A Facebook post that went viral sparked allegations of sex trafficking against a phone repair kiosk manager in Springfield, Missouri. Now, the owner of the mall kiosk has spoken out against the allegations, and police say the writer of the Facebook post has refused to cooperate with an investigation into the matter.
The post, written by a Facebook user named Hannah Grace, 20, on Sept. 6, included a close-up photo of an iPhone that had two blue dots illuminated at the top, KY3 reported.
The photo was accompanied by a lengthy caption that explained her experience at the Talk N’ Fix kiosk at the Battlefield Mall in Springfield. In the post, she also accused the employees of being involved in sex trafficking.
According to Grace, she didn’t pay attention to the blue lights on her phone until opening her maps application.
“I opened up my maps for the first time after my phone was returned and there was a dropped pin in some Arab country that I'm totally unfamiliar with,” she wrote. “Within the next few days of me receiving my phone, I kept receiving a notification that my SIM card was unavailable and I would have to restart my entire phone to get it working again.”
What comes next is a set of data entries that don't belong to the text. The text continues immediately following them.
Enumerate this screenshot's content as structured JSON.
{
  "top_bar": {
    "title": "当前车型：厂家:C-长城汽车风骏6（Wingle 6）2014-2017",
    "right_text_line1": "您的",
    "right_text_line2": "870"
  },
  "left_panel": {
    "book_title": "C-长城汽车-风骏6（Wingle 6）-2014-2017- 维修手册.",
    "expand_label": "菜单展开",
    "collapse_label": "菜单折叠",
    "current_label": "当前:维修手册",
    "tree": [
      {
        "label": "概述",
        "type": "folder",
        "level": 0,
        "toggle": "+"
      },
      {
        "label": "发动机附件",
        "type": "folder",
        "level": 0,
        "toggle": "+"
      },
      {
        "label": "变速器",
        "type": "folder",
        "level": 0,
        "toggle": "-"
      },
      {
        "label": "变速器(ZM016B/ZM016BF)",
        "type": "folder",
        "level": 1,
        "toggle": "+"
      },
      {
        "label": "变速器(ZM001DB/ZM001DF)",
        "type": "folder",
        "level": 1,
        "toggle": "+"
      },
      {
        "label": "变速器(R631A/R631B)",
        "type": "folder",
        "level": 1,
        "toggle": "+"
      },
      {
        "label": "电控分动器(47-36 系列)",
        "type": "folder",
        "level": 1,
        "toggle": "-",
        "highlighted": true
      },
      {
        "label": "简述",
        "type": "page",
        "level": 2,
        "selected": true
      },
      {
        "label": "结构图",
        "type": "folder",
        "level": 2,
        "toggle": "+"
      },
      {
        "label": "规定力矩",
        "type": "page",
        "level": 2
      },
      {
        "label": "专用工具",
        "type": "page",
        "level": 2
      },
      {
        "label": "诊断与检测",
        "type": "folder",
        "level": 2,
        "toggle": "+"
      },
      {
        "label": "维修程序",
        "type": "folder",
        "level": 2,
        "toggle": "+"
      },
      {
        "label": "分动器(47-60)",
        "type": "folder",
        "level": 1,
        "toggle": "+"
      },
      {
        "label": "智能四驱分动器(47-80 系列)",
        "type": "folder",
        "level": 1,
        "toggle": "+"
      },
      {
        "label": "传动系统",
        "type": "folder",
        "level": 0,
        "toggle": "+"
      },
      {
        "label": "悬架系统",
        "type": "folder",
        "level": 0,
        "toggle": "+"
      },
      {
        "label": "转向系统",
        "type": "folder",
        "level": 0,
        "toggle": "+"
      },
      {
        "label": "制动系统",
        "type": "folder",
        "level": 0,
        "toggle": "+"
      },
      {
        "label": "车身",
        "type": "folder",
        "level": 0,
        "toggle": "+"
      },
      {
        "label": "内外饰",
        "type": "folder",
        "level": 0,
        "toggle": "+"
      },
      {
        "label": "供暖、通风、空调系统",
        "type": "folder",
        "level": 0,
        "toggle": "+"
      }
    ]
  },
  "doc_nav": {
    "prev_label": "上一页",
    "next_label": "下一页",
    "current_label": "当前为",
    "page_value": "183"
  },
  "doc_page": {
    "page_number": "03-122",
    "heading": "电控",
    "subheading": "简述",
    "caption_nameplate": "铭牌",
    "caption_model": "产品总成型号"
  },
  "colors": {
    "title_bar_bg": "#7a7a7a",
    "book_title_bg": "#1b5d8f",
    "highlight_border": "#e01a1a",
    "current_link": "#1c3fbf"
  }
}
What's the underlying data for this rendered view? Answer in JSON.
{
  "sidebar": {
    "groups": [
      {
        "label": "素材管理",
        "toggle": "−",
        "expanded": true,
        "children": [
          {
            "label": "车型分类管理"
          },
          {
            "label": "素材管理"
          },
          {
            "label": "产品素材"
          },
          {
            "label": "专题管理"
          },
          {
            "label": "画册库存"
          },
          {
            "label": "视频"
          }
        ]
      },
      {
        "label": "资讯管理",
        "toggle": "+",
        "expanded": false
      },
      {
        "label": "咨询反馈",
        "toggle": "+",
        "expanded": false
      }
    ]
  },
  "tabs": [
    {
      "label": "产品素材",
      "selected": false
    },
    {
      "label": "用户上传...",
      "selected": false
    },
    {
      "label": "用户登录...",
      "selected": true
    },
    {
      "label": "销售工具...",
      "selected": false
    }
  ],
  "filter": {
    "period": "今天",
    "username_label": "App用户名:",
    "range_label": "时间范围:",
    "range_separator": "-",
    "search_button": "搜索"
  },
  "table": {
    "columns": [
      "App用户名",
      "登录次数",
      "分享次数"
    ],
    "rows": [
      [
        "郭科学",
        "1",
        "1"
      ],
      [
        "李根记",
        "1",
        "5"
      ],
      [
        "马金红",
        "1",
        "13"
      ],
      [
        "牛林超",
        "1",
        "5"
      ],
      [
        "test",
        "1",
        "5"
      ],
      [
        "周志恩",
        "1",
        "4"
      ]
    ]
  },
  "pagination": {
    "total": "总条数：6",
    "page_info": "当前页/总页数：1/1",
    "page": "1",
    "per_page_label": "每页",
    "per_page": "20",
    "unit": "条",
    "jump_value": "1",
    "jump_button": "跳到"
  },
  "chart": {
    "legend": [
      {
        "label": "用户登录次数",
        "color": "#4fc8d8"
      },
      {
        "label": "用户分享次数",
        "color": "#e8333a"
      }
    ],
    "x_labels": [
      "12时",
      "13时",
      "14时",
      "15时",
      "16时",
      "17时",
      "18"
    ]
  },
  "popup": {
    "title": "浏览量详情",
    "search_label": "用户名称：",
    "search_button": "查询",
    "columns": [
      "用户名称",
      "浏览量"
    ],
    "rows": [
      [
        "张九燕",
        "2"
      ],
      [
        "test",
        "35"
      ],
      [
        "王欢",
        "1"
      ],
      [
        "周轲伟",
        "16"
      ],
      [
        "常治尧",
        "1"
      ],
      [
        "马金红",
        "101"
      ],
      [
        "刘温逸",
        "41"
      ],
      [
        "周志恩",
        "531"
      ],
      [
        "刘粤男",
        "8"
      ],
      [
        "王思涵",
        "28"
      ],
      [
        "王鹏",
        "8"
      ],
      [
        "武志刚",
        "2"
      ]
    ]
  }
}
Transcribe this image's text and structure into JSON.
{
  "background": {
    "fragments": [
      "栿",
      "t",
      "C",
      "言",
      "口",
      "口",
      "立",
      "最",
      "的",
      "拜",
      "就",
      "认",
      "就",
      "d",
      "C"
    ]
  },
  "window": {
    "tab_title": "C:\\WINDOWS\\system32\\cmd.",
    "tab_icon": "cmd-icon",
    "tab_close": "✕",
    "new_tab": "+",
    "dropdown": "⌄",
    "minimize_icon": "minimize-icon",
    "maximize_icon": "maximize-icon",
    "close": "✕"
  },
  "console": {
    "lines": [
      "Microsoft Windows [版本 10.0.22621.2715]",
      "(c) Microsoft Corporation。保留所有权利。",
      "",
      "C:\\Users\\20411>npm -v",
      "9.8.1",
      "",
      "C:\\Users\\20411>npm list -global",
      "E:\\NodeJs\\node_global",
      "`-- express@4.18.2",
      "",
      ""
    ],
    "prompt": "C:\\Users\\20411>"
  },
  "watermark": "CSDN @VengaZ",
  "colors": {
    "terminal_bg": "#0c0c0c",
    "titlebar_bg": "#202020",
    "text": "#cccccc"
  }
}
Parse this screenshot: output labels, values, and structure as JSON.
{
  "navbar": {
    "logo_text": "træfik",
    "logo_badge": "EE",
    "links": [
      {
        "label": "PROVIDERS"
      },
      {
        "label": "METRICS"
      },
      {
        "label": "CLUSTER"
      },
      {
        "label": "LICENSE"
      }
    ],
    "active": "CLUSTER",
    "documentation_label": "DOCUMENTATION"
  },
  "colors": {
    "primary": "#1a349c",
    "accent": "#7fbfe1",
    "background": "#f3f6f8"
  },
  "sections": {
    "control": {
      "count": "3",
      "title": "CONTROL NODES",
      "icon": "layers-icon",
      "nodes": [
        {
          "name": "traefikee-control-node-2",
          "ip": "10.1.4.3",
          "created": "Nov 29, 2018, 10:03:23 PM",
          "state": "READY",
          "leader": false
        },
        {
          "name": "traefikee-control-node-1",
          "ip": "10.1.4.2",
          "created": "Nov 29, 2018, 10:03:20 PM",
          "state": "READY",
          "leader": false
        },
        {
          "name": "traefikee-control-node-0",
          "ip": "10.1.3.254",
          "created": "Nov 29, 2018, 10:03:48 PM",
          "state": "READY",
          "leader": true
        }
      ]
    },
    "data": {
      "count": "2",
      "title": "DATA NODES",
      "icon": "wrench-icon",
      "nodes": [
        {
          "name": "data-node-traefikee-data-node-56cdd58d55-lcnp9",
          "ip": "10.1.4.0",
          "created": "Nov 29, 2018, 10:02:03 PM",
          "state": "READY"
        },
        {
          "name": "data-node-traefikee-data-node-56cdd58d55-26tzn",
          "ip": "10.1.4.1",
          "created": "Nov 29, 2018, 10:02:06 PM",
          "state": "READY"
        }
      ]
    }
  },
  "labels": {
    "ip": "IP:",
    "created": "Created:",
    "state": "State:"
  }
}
She returned to the kiosk, where she claimed she was ignored and told that the blue sensors had always been there. She also claimed that she was followed by a “Caucasian man covered in tattoos” after visiting the kiosk.
“After discussing my situation with a few apple employees, I was consistently told that all of these signs are major indications that my phone was being monitored by somebody,” she wrote.
“I notified the mall security and the university as well filed a police report, and the police took my complaint seriously, pointing out the fact that these men could very well be involved in the underground sex trafficking that has started to become a major issue in Missouri, specifically in college towns like Springfield," she added.
Grace’s post quickly went viral, garnering over 41,000 shares before it was inexplicably removed.
Kiosk owner Zhi Zhou responded to the post, calling the allegations “insane,” “ridiculous” and “out of the blue.”
“I think that it’s our competitors trying to give us bad name,” he said in a phone interview with the Springfield News-Leader. Zhou also took to Facebook to dismiss the allegations.
“We have factory equipment, and our tech is certified and knowledgeable to get the job done quickly and safely!” he wrote. “Anyone who sees this 10 stars rating will get 30% off our store prices! Which is already lower than our competitions. We will win fare [sic] and square! The true story!”
Zhou maintained that the blue light on the phone was not a tracking device, as Grace claimed, but rather was a proximity sensor — which turns a phone’s screen off when a person is talking into it.
On Tuesday, a police spokesperson said that both Grace and the manager of the kiosk had contacted the department in reference to the Facebook allegation. However, the investigation into the matter is stalled because Grace has refused to cooperate with the investigation and will not turn over evidence to the police, police say. Thus, her case will be suspended.
Zhou says he wants an apology from Grace, according to the Springfield News-Leader.
Photo credit: news-leader.com